Several different guidelines, laws are mentioning requirements about deviation management, but mostly about the essence of classification, identifying the true root cause, etc. But it's not described what can be a good foundation of all of these: event detection and initial investigation.
Whatever type of deviation we discover, it's our own responsibility to collect as much information about the phenomenon, as possible. The classic 5W2H tool can help us out to sort out what we need:
What (exactly happened)?
Who (has been there? who performed some activity in the vicinity? who might have more information about the event)?
When (did the event happen)?
Where (did the event happen)?
Why (may have it happened - in other words, what may be the direct cause of the event)?
How (may have it happened)?
How many/How much? - any numerical data collected during the event (think creatively: how many people were there? what was the temperature in the vessel/in the area? how much of a certain material was in place?)
+1: is there any GMP product potentially impacted? if yes, what are their batch number or any other ID?
Don't forget, you need to be fast! The environmental conditions can change quickly, and some evidence may disappear forever.
Don't waste your time with talking it through with multiple people in meetings, etc., just register the event in your deviation management system with all data collected (the industry practice is usually 1 day from discovery), and then you can think through who may be the best person/people to perform the systematic investigation.

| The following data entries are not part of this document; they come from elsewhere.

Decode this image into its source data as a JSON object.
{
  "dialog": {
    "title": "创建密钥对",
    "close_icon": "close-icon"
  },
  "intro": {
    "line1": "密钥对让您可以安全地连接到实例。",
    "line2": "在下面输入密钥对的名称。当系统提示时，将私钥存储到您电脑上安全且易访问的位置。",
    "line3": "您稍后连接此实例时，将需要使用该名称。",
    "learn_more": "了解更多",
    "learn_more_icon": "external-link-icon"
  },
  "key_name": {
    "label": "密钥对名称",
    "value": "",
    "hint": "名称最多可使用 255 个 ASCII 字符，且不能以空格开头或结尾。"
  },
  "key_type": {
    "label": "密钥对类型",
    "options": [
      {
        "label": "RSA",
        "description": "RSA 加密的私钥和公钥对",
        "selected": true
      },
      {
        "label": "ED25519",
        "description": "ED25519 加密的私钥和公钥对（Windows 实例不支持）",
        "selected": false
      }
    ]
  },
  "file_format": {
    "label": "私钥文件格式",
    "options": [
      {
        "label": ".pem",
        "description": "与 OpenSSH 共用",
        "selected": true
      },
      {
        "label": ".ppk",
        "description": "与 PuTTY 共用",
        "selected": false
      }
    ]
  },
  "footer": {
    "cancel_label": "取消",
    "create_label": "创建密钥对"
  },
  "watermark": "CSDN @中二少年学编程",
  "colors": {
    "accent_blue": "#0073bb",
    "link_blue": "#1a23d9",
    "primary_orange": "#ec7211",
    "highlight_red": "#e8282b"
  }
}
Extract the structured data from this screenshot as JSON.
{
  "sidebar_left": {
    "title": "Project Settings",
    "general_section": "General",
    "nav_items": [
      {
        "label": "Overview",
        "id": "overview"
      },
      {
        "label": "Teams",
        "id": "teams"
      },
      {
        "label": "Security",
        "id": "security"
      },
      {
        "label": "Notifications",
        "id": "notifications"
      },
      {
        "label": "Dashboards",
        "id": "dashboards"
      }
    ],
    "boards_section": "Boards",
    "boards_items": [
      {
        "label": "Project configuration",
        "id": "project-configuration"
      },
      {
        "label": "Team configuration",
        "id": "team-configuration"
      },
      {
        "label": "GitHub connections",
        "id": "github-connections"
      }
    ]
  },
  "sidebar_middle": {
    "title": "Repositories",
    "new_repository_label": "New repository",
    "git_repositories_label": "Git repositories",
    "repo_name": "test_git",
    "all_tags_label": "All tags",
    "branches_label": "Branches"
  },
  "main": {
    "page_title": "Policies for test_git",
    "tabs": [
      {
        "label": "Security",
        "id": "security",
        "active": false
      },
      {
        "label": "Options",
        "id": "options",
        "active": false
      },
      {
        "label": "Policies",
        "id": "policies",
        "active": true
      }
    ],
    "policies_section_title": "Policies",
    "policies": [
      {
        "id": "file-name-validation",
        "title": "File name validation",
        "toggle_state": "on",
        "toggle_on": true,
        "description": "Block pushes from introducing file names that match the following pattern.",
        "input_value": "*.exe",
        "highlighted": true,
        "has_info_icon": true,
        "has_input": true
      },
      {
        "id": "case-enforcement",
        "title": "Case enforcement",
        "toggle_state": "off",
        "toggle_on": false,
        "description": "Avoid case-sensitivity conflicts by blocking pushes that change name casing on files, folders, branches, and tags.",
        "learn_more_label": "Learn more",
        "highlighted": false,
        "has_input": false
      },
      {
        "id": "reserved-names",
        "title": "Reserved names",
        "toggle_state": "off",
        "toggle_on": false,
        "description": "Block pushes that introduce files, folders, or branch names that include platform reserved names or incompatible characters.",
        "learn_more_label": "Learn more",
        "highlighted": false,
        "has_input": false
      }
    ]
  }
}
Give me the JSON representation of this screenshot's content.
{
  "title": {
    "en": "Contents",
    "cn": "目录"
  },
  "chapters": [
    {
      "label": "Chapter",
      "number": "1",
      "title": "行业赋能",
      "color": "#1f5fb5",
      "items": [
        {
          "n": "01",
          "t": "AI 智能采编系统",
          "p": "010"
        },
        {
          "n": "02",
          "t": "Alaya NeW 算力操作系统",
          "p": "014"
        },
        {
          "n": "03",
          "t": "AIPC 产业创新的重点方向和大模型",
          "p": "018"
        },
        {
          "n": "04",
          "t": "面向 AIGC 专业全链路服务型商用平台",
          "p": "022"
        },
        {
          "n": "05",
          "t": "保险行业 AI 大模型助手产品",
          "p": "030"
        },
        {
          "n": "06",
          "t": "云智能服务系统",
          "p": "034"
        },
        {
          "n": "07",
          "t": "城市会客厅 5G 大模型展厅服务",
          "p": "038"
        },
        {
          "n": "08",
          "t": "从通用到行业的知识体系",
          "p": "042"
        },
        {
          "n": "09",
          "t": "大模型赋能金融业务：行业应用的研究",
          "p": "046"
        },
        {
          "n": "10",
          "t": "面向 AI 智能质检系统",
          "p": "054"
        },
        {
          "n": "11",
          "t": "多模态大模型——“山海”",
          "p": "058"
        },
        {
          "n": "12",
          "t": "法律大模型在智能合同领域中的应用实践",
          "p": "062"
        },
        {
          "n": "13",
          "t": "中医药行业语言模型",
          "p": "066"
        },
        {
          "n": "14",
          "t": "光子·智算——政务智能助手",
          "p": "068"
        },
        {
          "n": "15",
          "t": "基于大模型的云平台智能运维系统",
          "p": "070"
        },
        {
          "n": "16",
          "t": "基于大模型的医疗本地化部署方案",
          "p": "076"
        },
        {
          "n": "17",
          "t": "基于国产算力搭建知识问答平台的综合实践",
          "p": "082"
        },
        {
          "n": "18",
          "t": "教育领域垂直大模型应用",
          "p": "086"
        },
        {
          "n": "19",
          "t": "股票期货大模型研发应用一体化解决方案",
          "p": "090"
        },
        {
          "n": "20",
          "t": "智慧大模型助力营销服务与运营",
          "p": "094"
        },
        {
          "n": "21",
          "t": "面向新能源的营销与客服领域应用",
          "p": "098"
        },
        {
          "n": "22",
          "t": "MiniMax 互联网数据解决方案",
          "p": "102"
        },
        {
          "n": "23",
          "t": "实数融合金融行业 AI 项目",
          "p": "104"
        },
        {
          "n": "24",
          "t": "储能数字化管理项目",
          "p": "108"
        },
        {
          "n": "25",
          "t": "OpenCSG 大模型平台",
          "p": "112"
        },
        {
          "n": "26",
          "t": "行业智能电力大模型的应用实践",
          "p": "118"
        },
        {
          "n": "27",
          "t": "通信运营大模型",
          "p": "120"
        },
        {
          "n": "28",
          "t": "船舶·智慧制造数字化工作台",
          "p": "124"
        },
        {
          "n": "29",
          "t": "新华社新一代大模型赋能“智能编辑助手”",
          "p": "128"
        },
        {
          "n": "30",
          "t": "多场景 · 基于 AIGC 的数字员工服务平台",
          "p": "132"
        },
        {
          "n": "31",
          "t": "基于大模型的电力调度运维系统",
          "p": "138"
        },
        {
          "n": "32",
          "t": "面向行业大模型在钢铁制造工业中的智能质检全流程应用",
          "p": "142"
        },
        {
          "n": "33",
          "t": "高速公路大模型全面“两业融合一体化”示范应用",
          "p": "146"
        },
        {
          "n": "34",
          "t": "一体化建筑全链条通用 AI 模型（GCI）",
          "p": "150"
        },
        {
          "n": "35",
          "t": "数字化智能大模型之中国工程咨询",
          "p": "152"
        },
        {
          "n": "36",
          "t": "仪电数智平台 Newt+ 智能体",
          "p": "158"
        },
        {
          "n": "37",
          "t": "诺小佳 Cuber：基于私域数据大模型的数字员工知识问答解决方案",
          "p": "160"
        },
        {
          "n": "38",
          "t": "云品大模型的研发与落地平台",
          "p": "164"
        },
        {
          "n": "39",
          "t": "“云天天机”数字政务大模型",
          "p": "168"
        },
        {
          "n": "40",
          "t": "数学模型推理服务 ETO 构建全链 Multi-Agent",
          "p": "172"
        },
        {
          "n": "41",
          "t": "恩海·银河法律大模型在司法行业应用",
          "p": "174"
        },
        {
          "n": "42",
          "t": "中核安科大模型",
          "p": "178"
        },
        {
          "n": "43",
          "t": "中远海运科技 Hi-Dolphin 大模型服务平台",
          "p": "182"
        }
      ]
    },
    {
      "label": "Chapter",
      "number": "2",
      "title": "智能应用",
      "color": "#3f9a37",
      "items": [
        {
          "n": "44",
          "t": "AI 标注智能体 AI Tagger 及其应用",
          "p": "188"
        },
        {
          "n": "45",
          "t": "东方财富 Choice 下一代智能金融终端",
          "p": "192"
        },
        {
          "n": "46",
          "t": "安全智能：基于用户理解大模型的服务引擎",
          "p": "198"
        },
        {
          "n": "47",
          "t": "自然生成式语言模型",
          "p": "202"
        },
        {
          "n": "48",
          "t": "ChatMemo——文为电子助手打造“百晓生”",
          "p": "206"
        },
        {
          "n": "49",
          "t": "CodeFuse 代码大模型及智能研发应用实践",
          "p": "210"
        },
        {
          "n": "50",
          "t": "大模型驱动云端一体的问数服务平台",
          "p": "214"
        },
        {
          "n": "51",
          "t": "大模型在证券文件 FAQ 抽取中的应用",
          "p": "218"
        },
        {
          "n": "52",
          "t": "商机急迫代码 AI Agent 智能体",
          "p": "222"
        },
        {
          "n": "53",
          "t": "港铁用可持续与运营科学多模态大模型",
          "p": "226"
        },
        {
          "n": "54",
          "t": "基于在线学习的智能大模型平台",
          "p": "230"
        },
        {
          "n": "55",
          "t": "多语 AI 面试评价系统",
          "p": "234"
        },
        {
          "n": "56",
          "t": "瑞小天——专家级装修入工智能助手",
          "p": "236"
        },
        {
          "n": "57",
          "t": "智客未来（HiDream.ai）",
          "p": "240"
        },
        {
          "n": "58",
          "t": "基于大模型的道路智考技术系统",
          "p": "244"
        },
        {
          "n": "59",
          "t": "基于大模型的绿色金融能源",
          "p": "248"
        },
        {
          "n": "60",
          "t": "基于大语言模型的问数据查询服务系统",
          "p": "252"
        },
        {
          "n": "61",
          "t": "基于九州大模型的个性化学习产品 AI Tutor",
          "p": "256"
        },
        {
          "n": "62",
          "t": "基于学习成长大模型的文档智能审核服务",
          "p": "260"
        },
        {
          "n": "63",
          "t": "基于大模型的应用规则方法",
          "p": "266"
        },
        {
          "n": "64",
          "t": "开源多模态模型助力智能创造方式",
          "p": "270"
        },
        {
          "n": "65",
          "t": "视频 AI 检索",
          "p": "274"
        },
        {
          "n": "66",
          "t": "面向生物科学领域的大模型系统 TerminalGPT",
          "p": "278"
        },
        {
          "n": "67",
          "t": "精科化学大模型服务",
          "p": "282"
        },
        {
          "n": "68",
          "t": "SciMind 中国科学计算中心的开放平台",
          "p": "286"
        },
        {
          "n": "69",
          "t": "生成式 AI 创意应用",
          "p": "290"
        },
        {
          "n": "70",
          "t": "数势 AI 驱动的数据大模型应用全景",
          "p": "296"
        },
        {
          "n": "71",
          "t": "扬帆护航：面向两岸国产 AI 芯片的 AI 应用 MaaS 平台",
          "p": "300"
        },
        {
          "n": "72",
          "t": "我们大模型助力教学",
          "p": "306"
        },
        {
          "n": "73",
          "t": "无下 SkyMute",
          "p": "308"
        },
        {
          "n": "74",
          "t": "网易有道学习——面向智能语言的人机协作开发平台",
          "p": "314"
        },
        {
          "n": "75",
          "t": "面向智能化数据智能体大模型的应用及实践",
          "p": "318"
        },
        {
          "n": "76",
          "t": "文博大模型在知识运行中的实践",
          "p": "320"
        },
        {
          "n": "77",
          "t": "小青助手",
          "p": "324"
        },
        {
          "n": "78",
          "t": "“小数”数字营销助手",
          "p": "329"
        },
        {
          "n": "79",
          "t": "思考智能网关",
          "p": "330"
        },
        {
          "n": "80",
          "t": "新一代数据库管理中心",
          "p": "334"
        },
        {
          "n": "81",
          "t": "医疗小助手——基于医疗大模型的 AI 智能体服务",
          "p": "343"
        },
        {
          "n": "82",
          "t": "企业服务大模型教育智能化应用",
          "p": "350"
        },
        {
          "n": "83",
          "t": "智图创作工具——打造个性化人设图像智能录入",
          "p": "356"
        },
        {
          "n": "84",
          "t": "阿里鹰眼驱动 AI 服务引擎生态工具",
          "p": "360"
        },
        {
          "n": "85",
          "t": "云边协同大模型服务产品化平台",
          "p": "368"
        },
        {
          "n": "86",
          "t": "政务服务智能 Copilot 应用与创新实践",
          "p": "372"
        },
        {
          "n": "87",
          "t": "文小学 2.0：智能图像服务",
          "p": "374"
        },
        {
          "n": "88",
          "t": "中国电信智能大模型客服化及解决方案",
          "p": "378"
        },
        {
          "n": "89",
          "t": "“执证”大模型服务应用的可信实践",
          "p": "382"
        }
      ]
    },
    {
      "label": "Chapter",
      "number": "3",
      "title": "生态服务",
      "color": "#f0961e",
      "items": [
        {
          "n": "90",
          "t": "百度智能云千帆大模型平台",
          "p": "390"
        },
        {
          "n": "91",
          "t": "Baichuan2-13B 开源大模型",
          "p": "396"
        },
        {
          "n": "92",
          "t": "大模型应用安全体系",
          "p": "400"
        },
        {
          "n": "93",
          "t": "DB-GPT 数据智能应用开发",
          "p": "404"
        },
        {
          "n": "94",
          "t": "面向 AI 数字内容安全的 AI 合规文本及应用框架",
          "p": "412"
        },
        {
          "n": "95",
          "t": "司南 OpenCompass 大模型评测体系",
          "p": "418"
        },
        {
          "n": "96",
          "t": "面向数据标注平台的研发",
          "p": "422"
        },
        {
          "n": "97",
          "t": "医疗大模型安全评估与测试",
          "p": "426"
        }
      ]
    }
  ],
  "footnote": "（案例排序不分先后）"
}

I believe the same challenge is there also related to the OOS-investigations.
If you are to answer the usual (and following MHRA and FDA OOS guidances, mandatory) questions, like 'Did the analyst use the right volumetric tools to carry out the test?', you won't have any chance to get that answer e.g., 3 days after getting the OOS - everything has been washed up, the solutions have been poured out to waste, the analyst did 10-50 tests since the OOS, they will remember nothing (and that's not their fault!).
So to sum it up, don't waste your time on bureaucratics, don't pass the registration of the event to someone else, do it yourself, if you've discovered it!
Simply because at this stage, you yourself know the most about the phenomenon, don't let the collected information go to waste.